How it's Taken Together
Consumers take creatine with arginine, most often as a preworkout combination, writes Jose Antonio, author of "Essentials of Sports Nutrition and Supplements." The strategy is to boost your strength and endurance to meet the demands of a rigorous workout. Powder blends containing both ingredients are available. You can also blend individual powders. It's typical to take it 30 minutes before working out, according to Antonio. Blend the powder with the liquid of your choice.
Know the Side Effects
Taking dietary supplements may cause unwanted side effects. Long-term effects are unknown. The short-term effects of taking creatine, however, include muscle cramps, nausea, abdominal comfort and changes in bowel habits. Arginine may cause these same side effects. When starting supplements, monitor for any potentially worrisome side effects such as chest pains. Avoid arginine and creatine if you have kidney or liver problems as they may make your condition worse. Taking creatine increases your body's need for water. The amount of additional water you'll need depends on your creatine dose. For every 2 grams of creatine, you'll need an additional 8-ounce glass of water to remain hydrated, according to Antonio.
- University of Michigan Medical School: How Much Do You NO?
- Drugs.com: Creatine
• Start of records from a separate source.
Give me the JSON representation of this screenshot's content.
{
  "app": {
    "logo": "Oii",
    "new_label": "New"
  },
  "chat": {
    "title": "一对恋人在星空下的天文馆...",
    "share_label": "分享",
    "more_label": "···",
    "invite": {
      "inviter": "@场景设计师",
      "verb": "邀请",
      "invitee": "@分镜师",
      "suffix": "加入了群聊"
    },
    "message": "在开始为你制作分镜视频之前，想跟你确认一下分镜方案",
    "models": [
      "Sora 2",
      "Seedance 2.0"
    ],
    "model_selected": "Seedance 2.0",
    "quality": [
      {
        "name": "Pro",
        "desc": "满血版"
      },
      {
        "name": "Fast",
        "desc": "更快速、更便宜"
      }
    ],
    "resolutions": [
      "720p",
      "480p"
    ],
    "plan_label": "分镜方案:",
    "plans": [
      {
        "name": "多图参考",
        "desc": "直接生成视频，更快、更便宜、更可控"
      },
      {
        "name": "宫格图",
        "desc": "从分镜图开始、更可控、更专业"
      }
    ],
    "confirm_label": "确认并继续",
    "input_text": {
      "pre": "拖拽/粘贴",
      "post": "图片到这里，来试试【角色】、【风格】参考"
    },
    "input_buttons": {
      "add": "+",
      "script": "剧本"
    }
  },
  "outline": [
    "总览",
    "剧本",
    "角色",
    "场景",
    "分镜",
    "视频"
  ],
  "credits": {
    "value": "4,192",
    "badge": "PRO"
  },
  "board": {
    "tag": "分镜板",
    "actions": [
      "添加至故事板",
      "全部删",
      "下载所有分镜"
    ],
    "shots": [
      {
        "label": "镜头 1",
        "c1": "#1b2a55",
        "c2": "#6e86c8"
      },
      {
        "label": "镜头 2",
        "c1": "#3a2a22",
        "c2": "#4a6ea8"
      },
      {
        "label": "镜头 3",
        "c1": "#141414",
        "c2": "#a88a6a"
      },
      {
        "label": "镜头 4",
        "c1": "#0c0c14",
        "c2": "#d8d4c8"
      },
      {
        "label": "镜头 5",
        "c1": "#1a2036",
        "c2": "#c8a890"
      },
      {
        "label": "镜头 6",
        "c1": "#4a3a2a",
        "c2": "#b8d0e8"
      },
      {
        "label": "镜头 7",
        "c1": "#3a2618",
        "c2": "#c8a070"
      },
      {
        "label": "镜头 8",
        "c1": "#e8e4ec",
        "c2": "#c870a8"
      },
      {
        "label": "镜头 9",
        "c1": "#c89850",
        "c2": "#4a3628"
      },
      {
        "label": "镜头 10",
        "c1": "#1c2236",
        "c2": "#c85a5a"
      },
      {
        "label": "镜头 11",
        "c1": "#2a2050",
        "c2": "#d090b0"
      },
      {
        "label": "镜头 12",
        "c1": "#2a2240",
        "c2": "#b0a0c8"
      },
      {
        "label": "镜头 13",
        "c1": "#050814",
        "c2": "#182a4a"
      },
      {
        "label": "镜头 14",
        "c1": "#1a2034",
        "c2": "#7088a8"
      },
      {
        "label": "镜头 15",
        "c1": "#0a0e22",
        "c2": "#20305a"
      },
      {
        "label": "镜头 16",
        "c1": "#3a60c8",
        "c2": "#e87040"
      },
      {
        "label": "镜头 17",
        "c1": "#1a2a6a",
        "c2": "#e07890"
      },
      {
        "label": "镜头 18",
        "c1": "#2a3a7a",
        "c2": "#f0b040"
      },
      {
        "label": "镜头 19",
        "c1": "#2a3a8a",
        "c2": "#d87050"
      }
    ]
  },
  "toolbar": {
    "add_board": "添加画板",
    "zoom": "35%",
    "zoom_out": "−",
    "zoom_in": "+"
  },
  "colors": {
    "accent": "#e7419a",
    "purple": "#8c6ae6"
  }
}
- International Journal of Sport Nutrition and Exercise Metabolism: Creatine, Arginine A-Ketoglutarate, Amino Acids, and Medium-Chain Triglycerides and Endurance and Performance
- Essentials of Sports Nutrition and Supplements; Jose Antonio et al.